"It will save you about $25," Obama said, presumably citing a three-month savings for average consumers. "Remember that bridge in Minneapolis?"

Ezzzackly! Obama has suggested implementing a "windfall profits tax" on oil companies to pay for a rebate for consumers, which like I said, isn't really a solution either. He also, maybe, gets extra credit though for having said that gas prices aren't very likely to go back down, which people don't want to hear, but which seems true as far as I can tell.

3 comments:

narrator said...

At some point, with an election campaign already longer than the last election campaigns of France, Germany, Italy, the UK, Ireland, Spain, Poland, et al, put together, US politics simply become ridiculous. I'm with you that Obama is less ridiculous and that's no small thing, but when you have to babble nonsense for more than a year to get within six months of an election, "rational discourse" is not going to win out.

The US won't fix itself until it changes its antiquated - elite in control - election system (the oldest in the world outside of, perhaps, San Marino). It needs a parliamentary system, proportional representation, a much larger House of Representatives (at least the size of the UK's Commons or Germany's Bundestag). Without those changes, nothing else changes.

After all, France's much maligned Fourth Republic accomplished far more in 13 years than the US has managed since World War II in terms of transforming an economy.

Rufus said...

I tell people that, as of now, my choice isn't between Obama and McCain it's between getting off my ass and registering to vote for Obama or staying home and sleeping. I'm not one of these people who think he's the bright and morning star. But somehow saying that he probably isn't that great still makes me think to myself "Yeah, but you already know that McCain is an idiot and Clinton is a snake."

I don't know what the solution is. Political discourse is totally different in Canada- like night and day, and I do wonder if it isn't because of the way they pick their leaders and govern.

narrator said...

The US uses a particularly toxic combination of electoral practices. Gerrymandered single-member legislative constituencies encourage polarization and limit political involvement. A very small legislature (by population size) limits diversity of legislators (I often note that Ireland's national legislature has four times as many members as New York City's Council, though Ireland is far less than half the size of New York. The US House has 435 members for 300 million people, the US's Commons has around 660 members for 70 million) and requires huge amounts of money to campaign in legislative races (because the districts are so big). First-past-the-post elections, rather than Proportional Representation then leave at least half of voters feeling unrepresented. And the formalized two-party structure eliminates choices. Finally, Presidential systems are almost always less democratic than parliamentary systems. The abuse of power possible in the fixed-term separate executive is massive, whether that resident is Bush, Putin, or Sarkozy. It is essentially the "liberal empire" concept of Napoleon and Napoleon III - you elect a dictator.
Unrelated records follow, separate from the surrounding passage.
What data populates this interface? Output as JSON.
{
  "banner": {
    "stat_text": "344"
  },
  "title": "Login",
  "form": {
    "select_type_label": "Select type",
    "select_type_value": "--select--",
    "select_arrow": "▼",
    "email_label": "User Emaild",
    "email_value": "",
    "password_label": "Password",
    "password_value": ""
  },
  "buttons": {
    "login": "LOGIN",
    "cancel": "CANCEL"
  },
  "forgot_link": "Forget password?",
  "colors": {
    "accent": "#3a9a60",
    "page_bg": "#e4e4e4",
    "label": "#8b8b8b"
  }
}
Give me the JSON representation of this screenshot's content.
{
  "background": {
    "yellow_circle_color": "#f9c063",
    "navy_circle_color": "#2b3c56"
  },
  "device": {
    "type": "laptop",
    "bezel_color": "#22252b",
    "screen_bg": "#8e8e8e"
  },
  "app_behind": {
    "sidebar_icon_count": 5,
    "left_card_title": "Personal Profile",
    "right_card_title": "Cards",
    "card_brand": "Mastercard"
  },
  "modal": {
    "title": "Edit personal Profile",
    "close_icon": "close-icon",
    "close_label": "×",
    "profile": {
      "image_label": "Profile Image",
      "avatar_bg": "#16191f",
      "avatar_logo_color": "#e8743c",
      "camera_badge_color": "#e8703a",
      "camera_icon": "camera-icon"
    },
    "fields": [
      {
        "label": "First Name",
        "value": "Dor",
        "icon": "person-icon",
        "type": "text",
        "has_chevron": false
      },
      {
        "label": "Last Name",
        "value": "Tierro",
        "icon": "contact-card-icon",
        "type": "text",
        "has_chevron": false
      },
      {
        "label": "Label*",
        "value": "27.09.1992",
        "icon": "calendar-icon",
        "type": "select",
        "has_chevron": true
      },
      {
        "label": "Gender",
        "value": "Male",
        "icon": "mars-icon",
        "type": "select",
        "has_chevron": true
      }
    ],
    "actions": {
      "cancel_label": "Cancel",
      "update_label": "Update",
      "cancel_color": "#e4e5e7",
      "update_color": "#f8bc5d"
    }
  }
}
This makes Americans distrust their government and disbelieve in possible change. In Ireland's last national election a "totally satisfied" electorate replaced 16% of their legislators. In the last US national election a "totally angry" electorate replace 7% of their Representatives and Senators, and this seemed like a "watershed." If that's the maximum impact American voters can have, they have every reason to be depressed.